By Friday, the cough was getting really bad, so I called the nurse and got the necessary meds, adding to the bucket of meds already devouring an entire shelve in my room. My parents came over to help with the kids and run some of my errands, so I could get some rest. All seemed alright. But then, around 4:00, I reached up and felt a searing pain in my side, near the scars where the drains had been in place after the mastectomy. I was immediately concerned because I had finally been pain-free. In fact, I was doing so well that, on Tuesday, my physical therapist gave me rave reviews and told me that I was healing so well that I would only need to come in occasionally (and she started recruiting me for next year’s triathlon team of doctors, therapists and breast cancer survivors). I raised my shirt to find my side swollen and painful with a red, blotchy rash. I called the nurse right away which started a run-around of telephone conversations with various doctors and nurses. Mind you, this is 4:00 in the afternoon on Good Friday.

First, I spoke with the oncology nurse. She advised me to call the surgeon. The surgeon put me in a panic.  Her first thought was that the tissue expander had become infected. She advised me that this would mean emergency surgery to immediately remove the expander. Tonight. After that statement, she said she didn’t want me to panic, but that I needed to call the plastic surgeon right away. Okay, at this point, I started crying. Thoughts about my holiday weekend plans with the kids, not to mention the fear of a huge set-back requiring yet another surgery and recovery which would, in turn, delay the time-frame of the crucial, cancer-crushing chemo, overwhelmed me.

Tears, hugs from my mom and kids, deep breath….

I placed the call to the plastic surgeon. “He’s in surgery right now, can I take your name and number?”, said the receptionist. Sure, no problem.

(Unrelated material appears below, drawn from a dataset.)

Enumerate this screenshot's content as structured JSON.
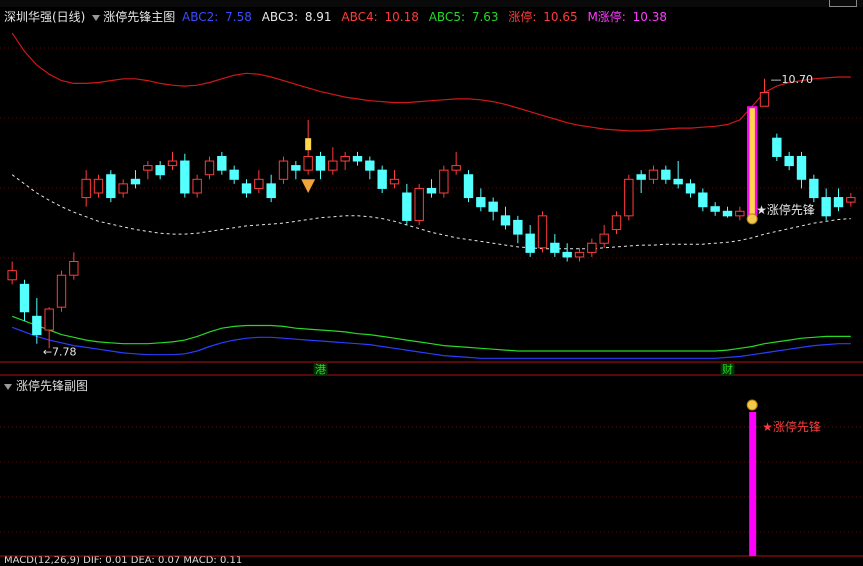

I called the first surgeon back and she agreed that I could come to her office so she could take a look at my side and help me determine what I needed to do next. It is now 4:45 on the Friday of a holiday weekend. I am SO grateful for the dedication my doctor has repeatedly exhibited. She took one look at my side and said, “you have shingles”.

I have shingles.

The good news is-this is NOT a surgical problem. The bad news is, I was now in the wrong office. Dr. Tjoe placed a call to the medical oncologist, and together they decided that it was time for me to go to the Emergency Room. Hmmm. Could that have been because it was now after 5 on a holiday weekend?

Regardless, I made my way down to the ER. The nurse there was completely confused as to why I was there. We chatted, reviewed the chart and determined that it was the intent of the doctors to have me admitted overnight to start IV antibiotics and watch me for pneumonia due to the cough. So off I went into a room for chest X-rays and more blood work. Wishing I had eaten something before I rushed off to see the doctor, I started fantasizing about the left over Chinese food back home in my fridge. All the tests were done and paperwork was completed to register me for a room. Waiting on results, and my room, I nibbled on dry crackers. Blah. It was getting to be close to 7:00, and boredom and hunger and sadness about my screwed up weekend plans was setting in. Just in the nick of time, my boyfriend showed up with books and podcasts (and a charger for my nearly dead phone) and hugs and good company. The wait suddenly seemed less oppressive. Then, rumors made their way to my ear that I might not have to be admitted after all!!

The rumors proved to be true! My blood work all looked good, and they trusted that I would take the two additional prescriptions, add them to my bulging shelf, and take good care of myself at home. With my kids. And my Chinese food leftovers. The weekend was saved. And now I can check Shingles off my list, and it’s not even an itis. By the way, OUCH!!!!